Throughout the day multiple players were interviewed by Spencer Linton, Jarom Jordan, Lauren Francom, Jason Shepherd, Greg Wrubell, various media members that covered BYU. Topics discussed during the interview included off-season workouts, marital status changes, the coaching changes, the QB controversy, many other topics; the day ended with a look back at the 1996 team that won the Cotton Bowl. During Media Day it was revealed that Nike is working on a new shoe for Taysom Hill that gives additional support through the arch, it will include the orthotics as an insole on top of that. KSL 102.7 FM and 1160 AM- Flagship Station BYU Radio- Nationwide KIDO- Boise, ID KTHK- Blackfoot/ Idaho Falls/ Pocatello/ Rexburg, ID KMGR- Manti, UTKSUB- Cedar City, UT KDXU- St. George, UT KSHP- Las Vegas, NV The 2016 schedule was believed to be BYU's hardest schedule to date, it featured Power 5 teams from the Pac-12, Big Ten, Big 12, SEC along with teams that have been ranked from the Group of 5 schools. However, at the end of the 2016 season it appeared noticeably weaker than predicted, with Sagarin ranking the schedule 75th.

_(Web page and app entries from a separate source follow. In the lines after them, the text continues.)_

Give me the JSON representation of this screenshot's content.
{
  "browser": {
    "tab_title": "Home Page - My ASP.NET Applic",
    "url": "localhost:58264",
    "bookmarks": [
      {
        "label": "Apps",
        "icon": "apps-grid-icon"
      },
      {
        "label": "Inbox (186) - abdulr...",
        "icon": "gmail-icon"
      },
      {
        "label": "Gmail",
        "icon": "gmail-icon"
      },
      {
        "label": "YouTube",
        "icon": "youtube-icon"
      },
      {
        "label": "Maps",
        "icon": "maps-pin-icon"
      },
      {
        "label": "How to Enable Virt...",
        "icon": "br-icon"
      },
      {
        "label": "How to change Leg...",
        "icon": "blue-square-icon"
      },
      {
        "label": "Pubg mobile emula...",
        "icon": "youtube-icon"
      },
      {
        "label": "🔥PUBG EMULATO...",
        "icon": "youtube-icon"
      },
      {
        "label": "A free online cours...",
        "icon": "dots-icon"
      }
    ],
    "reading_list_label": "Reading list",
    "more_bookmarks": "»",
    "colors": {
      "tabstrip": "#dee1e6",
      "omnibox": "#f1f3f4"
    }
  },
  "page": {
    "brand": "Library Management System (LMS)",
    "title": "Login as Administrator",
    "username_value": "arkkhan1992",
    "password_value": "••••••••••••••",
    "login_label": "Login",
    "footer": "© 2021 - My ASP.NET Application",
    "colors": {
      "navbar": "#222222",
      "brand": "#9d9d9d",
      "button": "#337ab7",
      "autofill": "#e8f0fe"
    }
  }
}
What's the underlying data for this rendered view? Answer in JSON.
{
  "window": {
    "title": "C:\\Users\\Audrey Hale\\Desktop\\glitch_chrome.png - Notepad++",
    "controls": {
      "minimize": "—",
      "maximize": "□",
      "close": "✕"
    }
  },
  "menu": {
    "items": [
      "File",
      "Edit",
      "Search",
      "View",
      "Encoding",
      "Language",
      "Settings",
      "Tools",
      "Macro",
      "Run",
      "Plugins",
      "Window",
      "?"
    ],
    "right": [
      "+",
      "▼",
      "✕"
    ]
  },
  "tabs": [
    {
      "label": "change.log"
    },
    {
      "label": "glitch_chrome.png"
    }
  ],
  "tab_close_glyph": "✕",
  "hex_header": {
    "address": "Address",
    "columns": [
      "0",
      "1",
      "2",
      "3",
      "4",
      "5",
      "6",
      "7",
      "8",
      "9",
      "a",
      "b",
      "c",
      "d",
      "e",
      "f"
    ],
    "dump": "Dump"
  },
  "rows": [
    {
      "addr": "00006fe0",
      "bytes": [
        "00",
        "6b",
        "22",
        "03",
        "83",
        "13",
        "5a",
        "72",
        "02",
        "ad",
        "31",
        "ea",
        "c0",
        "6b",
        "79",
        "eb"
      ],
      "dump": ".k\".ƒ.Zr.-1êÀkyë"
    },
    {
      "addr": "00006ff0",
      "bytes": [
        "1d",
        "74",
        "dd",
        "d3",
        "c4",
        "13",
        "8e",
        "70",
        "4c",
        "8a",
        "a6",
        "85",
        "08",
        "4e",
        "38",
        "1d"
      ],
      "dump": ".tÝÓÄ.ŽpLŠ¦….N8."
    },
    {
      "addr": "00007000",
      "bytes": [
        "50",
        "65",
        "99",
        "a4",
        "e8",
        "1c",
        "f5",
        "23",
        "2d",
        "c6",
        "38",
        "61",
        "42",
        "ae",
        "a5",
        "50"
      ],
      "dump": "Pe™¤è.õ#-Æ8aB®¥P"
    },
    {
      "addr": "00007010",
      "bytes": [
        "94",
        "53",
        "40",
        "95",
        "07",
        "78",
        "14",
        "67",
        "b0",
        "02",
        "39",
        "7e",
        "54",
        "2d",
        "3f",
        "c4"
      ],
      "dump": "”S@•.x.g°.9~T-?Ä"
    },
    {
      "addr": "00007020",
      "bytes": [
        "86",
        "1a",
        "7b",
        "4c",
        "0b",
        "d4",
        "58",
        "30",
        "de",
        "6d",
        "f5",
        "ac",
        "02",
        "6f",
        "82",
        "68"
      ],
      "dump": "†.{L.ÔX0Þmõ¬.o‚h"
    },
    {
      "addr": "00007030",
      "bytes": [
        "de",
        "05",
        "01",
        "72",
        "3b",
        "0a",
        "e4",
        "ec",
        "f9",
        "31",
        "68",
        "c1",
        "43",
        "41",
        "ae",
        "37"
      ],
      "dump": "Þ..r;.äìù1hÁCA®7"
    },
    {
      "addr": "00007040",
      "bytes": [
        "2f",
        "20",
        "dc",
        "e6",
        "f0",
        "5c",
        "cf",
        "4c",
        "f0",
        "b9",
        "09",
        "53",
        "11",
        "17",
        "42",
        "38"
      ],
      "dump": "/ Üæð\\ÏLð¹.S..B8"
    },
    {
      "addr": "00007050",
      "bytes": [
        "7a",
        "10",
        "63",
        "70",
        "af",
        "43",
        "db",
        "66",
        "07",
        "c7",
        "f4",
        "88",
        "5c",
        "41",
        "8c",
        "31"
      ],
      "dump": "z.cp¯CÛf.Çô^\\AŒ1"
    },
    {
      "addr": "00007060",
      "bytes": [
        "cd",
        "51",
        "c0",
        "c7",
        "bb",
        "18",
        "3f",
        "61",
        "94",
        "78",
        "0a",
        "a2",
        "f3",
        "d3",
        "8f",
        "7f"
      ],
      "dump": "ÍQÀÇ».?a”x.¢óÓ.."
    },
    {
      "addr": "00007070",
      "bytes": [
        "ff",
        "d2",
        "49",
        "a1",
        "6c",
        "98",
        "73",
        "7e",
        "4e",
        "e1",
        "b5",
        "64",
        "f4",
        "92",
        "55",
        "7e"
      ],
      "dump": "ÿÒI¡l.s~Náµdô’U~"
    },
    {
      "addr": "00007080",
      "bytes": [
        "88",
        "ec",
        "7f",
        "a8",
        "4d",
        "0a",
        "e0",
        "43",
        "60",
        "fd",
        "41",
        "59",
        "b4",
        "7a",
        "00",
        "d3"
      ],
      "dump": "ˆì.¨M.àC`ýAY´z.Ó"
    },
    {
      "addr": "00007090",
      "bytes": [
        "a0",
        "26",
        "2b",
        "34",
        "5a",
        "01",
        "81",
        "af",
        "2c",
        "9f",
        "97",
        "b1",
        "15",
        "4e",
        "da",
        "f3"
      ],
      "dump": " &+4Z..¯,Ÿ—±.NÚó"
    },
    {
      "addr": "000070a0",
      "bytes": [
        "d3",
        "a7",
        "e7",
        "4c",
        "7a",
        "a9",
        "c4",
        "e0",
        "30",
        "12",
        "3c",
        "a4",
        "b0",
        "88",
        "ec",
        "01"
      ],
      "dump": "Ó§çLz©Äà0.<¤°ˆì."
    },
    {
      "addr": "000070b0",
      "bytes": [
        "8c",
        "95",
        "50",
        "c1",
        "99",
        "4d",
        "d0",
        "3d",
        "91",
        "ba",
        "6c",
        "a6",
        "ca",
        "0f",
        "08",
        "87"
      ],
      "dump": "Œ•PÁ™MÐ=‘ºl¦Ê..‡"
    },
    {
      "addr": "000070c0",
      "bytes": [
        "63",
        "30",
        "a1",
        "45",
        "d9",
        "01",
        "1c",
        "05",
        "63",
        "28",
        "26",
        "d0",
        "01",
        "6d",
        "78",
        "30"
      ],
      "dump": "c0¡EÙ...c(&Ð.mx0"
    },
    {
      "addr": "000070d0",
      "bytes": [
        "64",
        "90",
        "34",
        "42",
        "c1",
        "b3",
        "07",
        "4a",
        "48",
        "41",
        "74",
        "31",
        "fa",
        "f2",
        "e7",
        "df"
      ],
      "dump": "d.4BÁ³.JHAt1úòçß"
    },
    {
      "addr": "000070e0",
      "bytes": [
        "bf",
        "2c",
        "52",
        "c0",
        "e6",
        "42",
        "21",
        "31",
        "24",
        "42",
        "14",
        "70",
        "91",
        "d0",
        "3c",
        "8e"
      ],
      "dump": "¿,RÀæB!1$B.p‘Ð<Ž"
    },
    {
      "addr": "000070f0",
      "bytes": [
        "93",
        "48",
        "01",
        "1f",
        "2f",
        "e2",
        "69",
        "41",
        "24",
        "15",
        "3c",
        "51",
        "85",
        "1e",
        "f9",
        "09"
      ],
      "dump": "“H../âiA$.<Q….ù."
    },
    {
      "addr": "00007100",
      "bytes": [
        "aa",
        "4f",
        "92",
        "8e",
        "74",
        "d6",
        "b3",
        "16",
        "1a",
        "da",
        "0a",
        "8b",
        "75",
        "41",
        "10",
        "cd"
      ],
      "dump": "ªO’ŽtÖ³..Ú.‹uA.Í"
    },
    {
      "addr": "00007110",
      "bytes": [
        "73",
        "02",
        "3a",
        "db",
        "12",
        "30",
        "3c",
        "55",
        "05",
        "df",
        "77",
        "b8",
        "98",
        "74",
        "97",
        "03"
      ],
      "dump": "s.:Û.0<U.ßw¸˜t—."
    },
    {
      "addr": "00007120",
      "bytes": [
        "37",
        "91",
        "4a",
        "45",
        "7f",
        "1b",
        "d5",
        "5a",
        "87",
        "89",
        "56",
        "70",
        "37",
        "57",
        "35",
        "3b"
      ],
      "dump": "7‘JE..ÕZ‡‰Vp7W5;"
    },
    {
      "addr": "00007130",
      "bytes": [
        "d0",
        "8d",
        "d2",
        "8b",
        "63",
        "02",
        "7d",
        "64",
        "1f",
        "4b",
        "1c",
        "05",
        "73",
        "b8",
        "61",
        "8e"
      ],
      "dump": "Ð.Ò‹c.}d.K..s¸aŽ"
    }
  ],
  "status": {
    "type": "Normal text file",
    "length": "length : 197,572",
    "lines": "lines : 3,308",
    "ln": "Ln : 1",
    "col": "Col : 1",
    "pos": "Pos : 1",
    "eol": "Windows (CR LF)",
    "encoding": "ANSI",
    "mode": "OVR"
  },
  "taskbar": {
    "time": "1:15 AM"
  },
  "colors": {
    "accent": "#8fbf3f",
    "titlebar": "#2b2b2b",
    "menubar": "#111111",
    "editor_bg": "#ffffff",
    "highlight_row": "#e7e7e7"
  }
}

Uniform combination: white helmet, white jersey, white pants. The Cougar offense and defense dominated for three quarters of the game, but it took a 33-yard field goal from freshman kicker Jake Oldroyd for BYU to prevail 18–16 and give Kalani Sitake his first win as Cougar head coach. Oldroyd wasn't scheduled to be on the road roster. A late Thursday move moved Oldroyd past James Baird onto the roster. After sophomore kicker Rhett Almond missed the extra point, BYU decided to make the move to Oldroyd showing the kicking battle still hasn't been settled for the Cougars this season. In his return to the Cougars Jamaal Williams had a fine game, rushing for 162 yards on 29 carries, an average of 5.2 yards per carry, winning BYUtv's Y-Factor award. Williams would catch one pass for 10 yards, it was Taysom Hill though. Hill threw for 202 yards, a touchdown, no interceptions. After BYU fell behind 16–15, Hill took possession of the ball at the 20, he went 3-for-3 passing on the series. Overall Hill would carry the ball for four first downs.

A late illegal procedure penalty with:08 seconds left nearly cost the Cougars, but BYU chose to use their final timeout and avoid the 10-second runoff. The ball had been moved from BYU's 20 to Arizona's 16, but the loss of the timeout forced Oldroyd to kick from the left hash instead of dead center. After a failed freeze by Rich Rodriguez, Oldroyd nailed the kick right down the center to give BYU the lead back and the win. Game Stats: Passing: BYU: Taysom Hill 21–29–0—202. Rushing: BYU: Jamaal Williams 29–162, Hill 11–37, Algernon Brown 3–7, Squally Canada 2–6, Brayden Al-Bakri 1–1. J. Taylor 1-, Solomon 7-. Receiving: BYU: Jonah Trinnaman 6–49, Moroni Laulu-Pututau 4–49, Colby Pearson 4–37, Hunter Marshall 2–29, Brown 1–14, Williams 1–10, Nick Kurtz 1–9, Tanner Balderdee 2–5. Inter